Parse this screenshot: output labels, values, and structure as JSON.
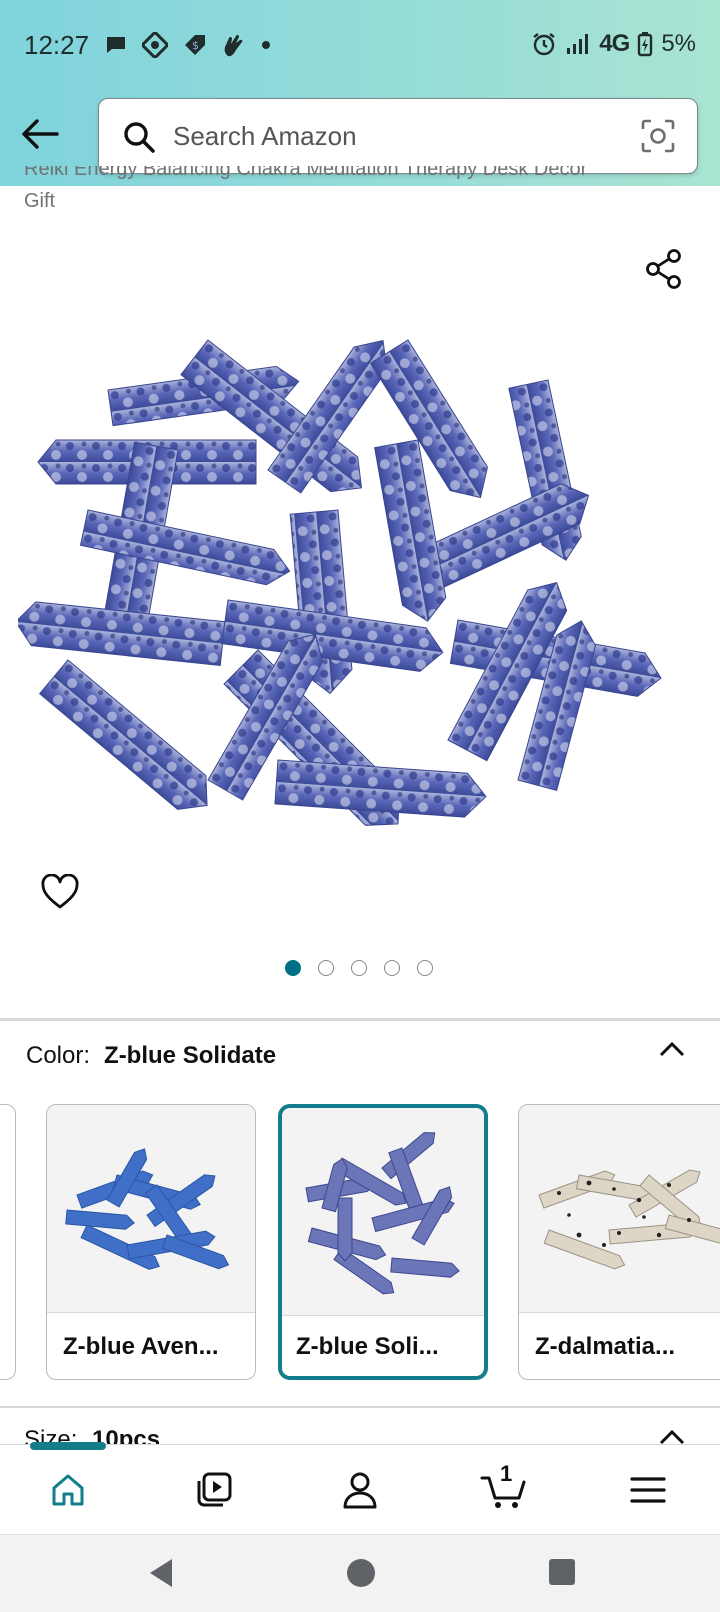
{
  "status_bar": {
    "time": "12:27",
    "network": "4G",
    "battery": "5%"
  },
  "header": {
    "search_placeholder": "Search Amazon"
  },
  "product": {
    "title_partial_line": "Reiki Energy Balancing Chakra Meditation Therapy Desk Decor",
    "title_last_line": "Gift",
    "carousel": {
      "count": 5,
      "active_index": 0
    }
  },
  "color_selector": {
    "label": "Color:",
    "selected_value": "Z-blue Solidate",
    "options": [
      {
        "name": "Z-blue Aven...",
        "selected": false
      },
      {
        "name": "Z-blue Soli...",
        "selected": true
      },
      {
        "name": "Z-dalmatia...",
        "selected": false
      }
    ]
  },
  "size_selector": {
    "label": "Size:",
    "value": "10pcs"
  },
  "bottom_nav": {
    "items": [
      "home",
      "video",
      "account",
      "cart",
      "menu"
    ],
    "active": "home",
    "cart_count": "1"
  },
  "colors": {
    "accent": "#127d8b",
    "active_dot": "#007185"
  }
}
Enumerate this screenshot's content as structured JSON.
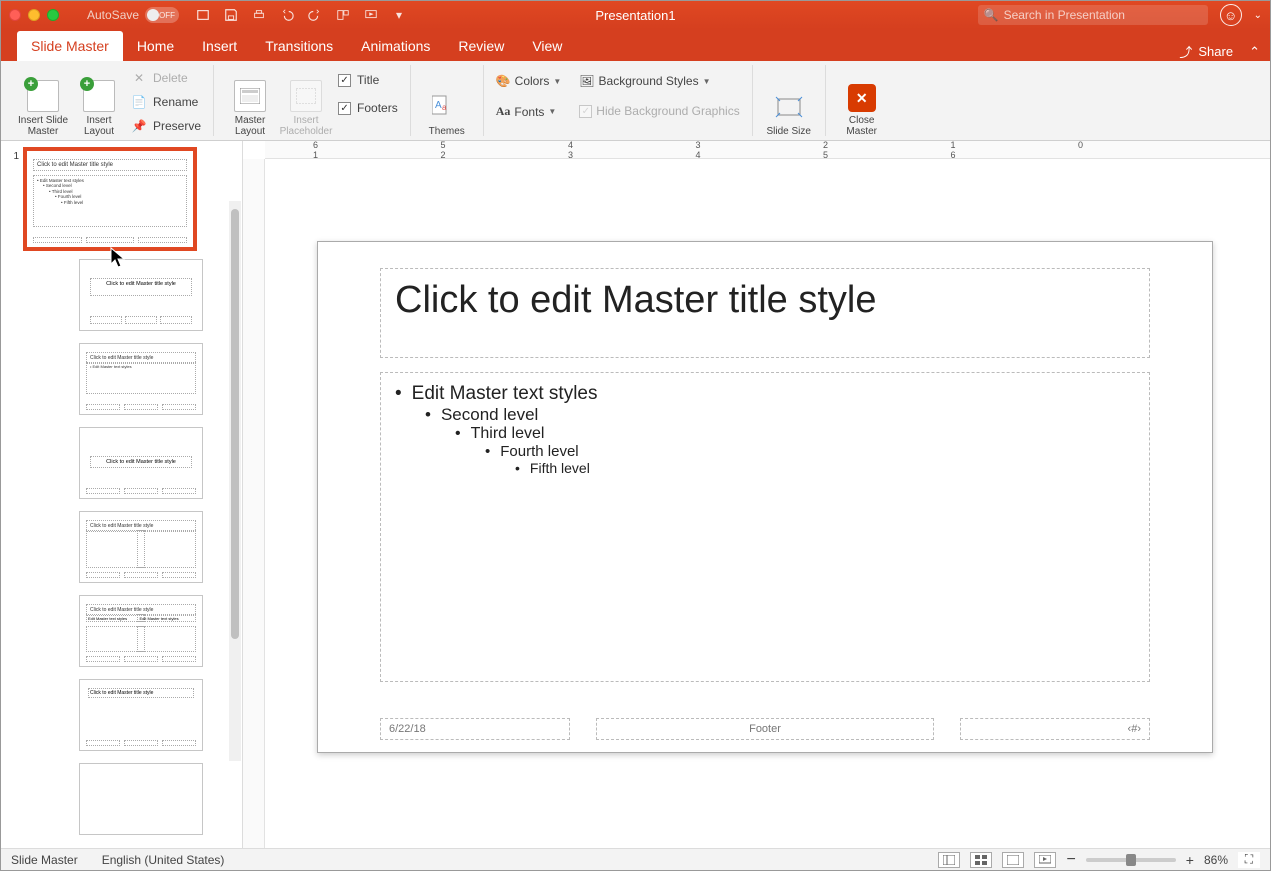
{
  "titlebar": {
    "autosave_label": "AutoSave",
    "autosave_state": "OFF",
    "doc_title": "Presentation1",
    "search_placeholder": "Search in Presentation"
  },
  "tabs": {
    "slide_master": "Slide Master",
    "home": "Home",
    "insert": "Insert",
    "transitions": "Transitions",
    "animations": "Animations",
    "review": "Review",
    "view": "View",
    "share": "Share"
  },
  "ribbon": {
    "insert_slide_master": "Insert Slide Master",
    "insert_layout": "Insert Layout",
    "delete": "Delete",
    "rename": "Rename",
    "preserve": "Preserve",
    "master_layout": "Master Layout",
    "insert_placeholder": "Insert Placeholder",
    "title_chk": "Title",
    "footers_chk": "Footers",
    "themes": "Themes",
    "colors": "Colors",
    "fonts": "Fonts",
    "bg_styles": "Background Styles",
    "hide_bg": "Hide Background Graphics",
    "slide_size": "Slide Size",
    "close_master": "Close Master"
  },
  "slide_panel": {
    "master_num": "1",
    "thumb_title": "Click to edit Master title style",
    "thumb_body_l1": "• Edit Master text styles",
    "thumb_body_l2": "• Second level",
    "thumb_body_l3": "• Third level",
    "thumb_body_l4": "• Fourth level",
    "thumb_body_l5": "• Fifth level"
  },
  "canvas": {
    "title_placeholder": "Click to edit Master title style",
    "body_l1": "Edit Master text styles",
    "body_l2": "Second level",
    "body_l3": "Third level",
    "body_l4": "Fourth level",
    "body_l5": "Fifth level",
    "date": "6/22/18",
    "footer": "Footer",
    "page_num": "‹#›"
  },
  "ruler_h": "6      5      4      3      2      1      0      1      2      3      4      5      6",
  "statusbar": {
    "mode": "Slide Master",
    "lang": "English (United States)",
    "zoom": "86%",
    "minus": "−",
    "plus": "+"
  }
}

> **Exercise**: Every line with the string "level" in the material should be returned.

> **Task solution**:
    "thumb_body_l2": "• Second level",
    "thumb_body_l3": "• Third level",
    "thumb_body_l4": "• Fourth level",
    "thumb_body_l5": "• Fifth level"
    "body_l2": "Second level",
    "body_l3": "Third level",
    "body_l4": "Fourth level",
    "body_l5": "Fifth level",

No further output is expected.